There are a variety of reasons breathing can become less efficient and effective, including poor posture, stress, smoking, constricted airways such as asthma and breathing through your mouth, as well as many others. There is no single “right way” to breathe, and we need to be able to use the different breathing patterns depending on what we are doing, but we often get stuck utlizing just one of the breathing patterns, which becomes problematic. People who breath with their mouths open blow off more CO2, which will lower the CO2 levels in the blood and the red blood cells will not release the O2. The body will then tell the brain it needs O2, so you will start to breath in more air. This will lead to hyperinflated lungs and cause you to overuse the accessory breathing muscles in your neck, shoulder and chest. It also flattens your diaphragm, making it harder to push the air out, and you may start to overuse your abdominal muscles to push the air out.

Another common pattern is impaired diaphragm use caused by sitting in a hunched forward posture.  When you cannot use your diaphragm muscles to help you take a larger breath, you will start to use your neck muscles more.

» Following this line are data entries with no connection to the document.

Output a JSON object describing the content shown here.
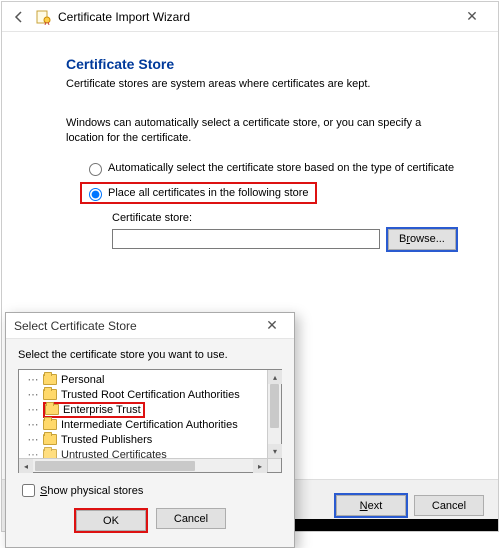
{
  "window": {
    "title": "Certificate Import Wizard",
    "heading": "Certificate Store",
    "sub": "Certificate stores are system areas where certificates are kept.",
    "para": "Windows can automatically select a certificate store, or you can specify a location for the certificate.",
    "radio_auto": "Automatically select the certificate store based on the type of certificate",
    "radio_place_pre": "Place all certificates in the following store",
    "store_label": "Certificate store:",
    "store_value": "",
    "browse": "Browse...",
    "next_pre": "N",
    "next_mid": "ext",
    "cancel": "Cancel"
  },
  "dialog": {
    "title": "Select Certificate Store",
    "instr": "Select the certificate store you want to use.",
    "items": {
      "personal": "Personal",
      "trcra": "Trusted Root Certification Authorities",
      "ent": "Enterprise Trust",
      "ica": "Intermediate Certification Authorities",
      "tp": "Trusted Publishers",
      "uc": "Untrusted Certificates"
    },
    "show_physical": "Show physical stores",
    "ok": "OK",
    "cancel": "Cancel"
  }
}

Stress breathing is another common pattern seen. When we are stressed, we take shallow breaths with our mouth open and use our accessory muscles to breath. When we breathe in short, shallow breaths, it also stimulates the sympathetic nervous system, the “fight/flight/freeze system” of our body, and increases our stress and promotes guarding patterns in our body and movements. Breathing out long and slow activates the parasympathetic system or the “rest and digest system”, which is why people are told to take a deep breaths when the are stressed or angry.

These are just a few of the ways that we can make breathing more difficult promote the development of inefficient and painful patterns.  Each change in breathing pattern can cause changes in our blood chemistry, making it more acidic, which promotes increasing the sensitivity of our bodies to changes and has been associated with persistent pain conditions, such as fibromyalgia and chronic fatigue. These breathing changes also promote stiffness in the ribcage, which alters how you activate your shoulder and core muscles.

A physical therapist can help with many of these conditions and patterns by evaluating your breathing patterns, helping you become more efficient at breathing, and encouraging your body to change to optimal patterns, improving your ability to function every day.  A commonly recommmended breathing exercise is abdominal breathing, which is best performed lying on your back with your knees bent, but can also be performed almost anywhere and in any position once it is eaiser.

Abdominal Breathing:

  • Close your lips and keep them closed through the whole exercise
  • Put 1 hand on your belly and the other on your chest
  • Keep the belly relaxed as you breathe in, trying to fill your belly with air and keep your chest still
  • Breathe out and gently pull your belly in towards your spine
  • Try to breath in for 2 seconds and out for 4 seconds without pausing at any point
  • Try this for 5-10 min a day and slowly increase the time as it gets easier

At PhysioPartners we take a comprehensive approach to your treatment and will screen your breathing pattern to see if it is a contributing factor or barrier to your function and limiting your ability to reaching your goals. Schedule a complimentary phone or telehalth consultation today to see if we can help you.